Power’s employees love to swap stories of Kahng’s penny-pinching ways, like the time Hirvela came to Austin for his job interview. Instead of springing for a hotel room, Kahng insisted on playing host at his place: a two-bedroom apartment near the Arboretum shopping mall. “Steve neglected to tell me that he didn’t have a bed,” recalls Hirvela, who ended up sleeping on the guest room floor. Then there’s Kahng’s car, a wheezy 1984 Mercedes with more than 215,000 miles on it. To draw attention to Kahng’s frugal ways, the company tried to raffle it off last year at an industry trade show. (The winner took a computer instead.) Employees travel in pairs to take advantage of friends-fly-free discounts. Until last summer they all shared Kahng’s business cards—crossing out his name and substituting their own.

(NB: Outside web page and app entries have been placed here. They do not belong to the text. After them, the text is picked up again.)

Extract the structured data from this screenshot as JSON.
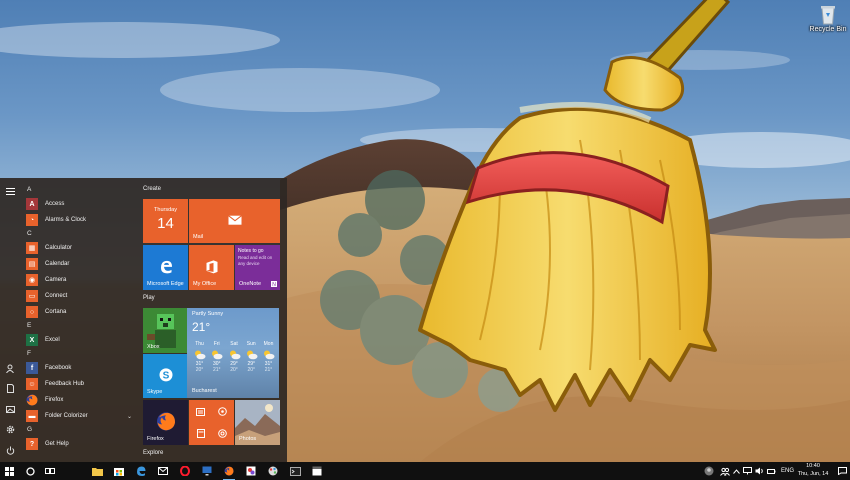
{
  "desktop": {
    "recycle_bin_label": "Recycle Bin"
  },
  "start_menu": {
    "sections": [
      {
        "letter": "A",
        "apps": [
          {
            "label": "Access",
            "icon": "access-icon",
            "color": "#a4373a",
            "glyph": "A"
          },
          {
            "label": "Alarms & Clock",
            "icon": "alarm-clock-icon",
            "color": "#e8622c",
            "glyph": "◔"
          }
        ]
      },
      {
        "letter": "C",
        "apps": [
          {
            "label": "Calculator",
            "icon": "calculator-icon",
            "color": "#e8622c",
            "glyph": "▦"
          },
          {
            "label": "Calendar",
            "icon": "calendar-icon",
            "color": "#e8622c",
            "glyph": "▤"
          },
          {
            "label": "Camera",
            "icon": "camera-icon",
            "color": "#e8622c",
            "glyph": "◉"
          },
          {
            "label": "Connect",
            "icon": "connect-icon",
            "color": "#e8622c",
            "glyph": "▭"
          },
          {
            "label": "Cortana",
            "icon": "cortana-icon",
            "color": "#e8622c",
            "glyph": "○"
          }
        ]
      },
      {
        "letter": "E",
        "apps": [
          {
            "label": "Excel",
            "icon": "excel-icon",
            "color": "#1e7145",
            "glyph": "X"
          }
        ]
      },
      {
        "letter": "F",
        "apps": [
          {
            "label": "Facebook",
            "icon": "facebook-icon",
            "color": "#3b5998",
            "glyph": "f"
          },
          {
            "label": "Feedback Hub",
            "icon": "feedback-hub-icon",
            "color": "#e8622c",
            "glyph": "☺"
          },
          {
            "label": "Firefox",
            "icon": "firefox-icon",
            "color": "transparent",
            "glyph": ""
          },
          {
            "label": "Folder Colorizer",
            "icon": "folder-icon",
            "color": "#e8622c",
            "glyph": "▬",
            "has_chevron": true
          }
        ]
      },
      {
        "letter": "G",
        "apps": [
          {
            "label": "Get Help",
            "icon": "get-help-icon",
            "color": "#e8622c",
            "glyph": "?"
          }
        ]
      }
    ],
    "groups": {
      "create": "Create",
      "play": "Play",
      "explore": "Explore"
    },
    "tiles": {
      "calendar_day": "Thursday",
      "calendar_date": "14",
      "mail": "Mail",
      "edge": "Microsoft Edge",
      "office": "My Office",
      "onenote": "OneNote",
      "onenote_title": "Notes to go",
      "onenote_body": "Read and edit on any device",
      "xbox": "Xbox",
      "skype": "Skype",
      "firefox": "Firefox",
      "photos": "Photos"
    },
    "weather": {
      "condition": "Partly Sunny",
      "temperature": "21°",
      "city": "Bucharest",
      "forecast": [
        {
          "day": "Thu",
          "high": "31°",
          "low": "20°"
        },
        {
          "day": "Fri",
          "high": "30°",
          "low": "21°"
        },
        {
          "day": "Sat",
          "high": "29°",
          "low": "20°"
        },
        {
          "day": "Sun",
          "high": "29°",
          "low": "20°"
        },
        {
          "day": "Mon",
          "high": "31°",
          "low": "21°"
        }
      ]
    }
  },
  "taskbar": {
    "language": "ENG",
    "time": "10:40",
    "date": "Thu, Jun, 14"
  }
}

Yet Kahng’s cost-cutting doesn’t mean he’s unwilling to part with his money. “Steve spends huge amounts where it makes sense,” says Geoffrey S. Burr, Pow-er’s vice president of sales and marketing, noting that Kahng has already poured more than $10 million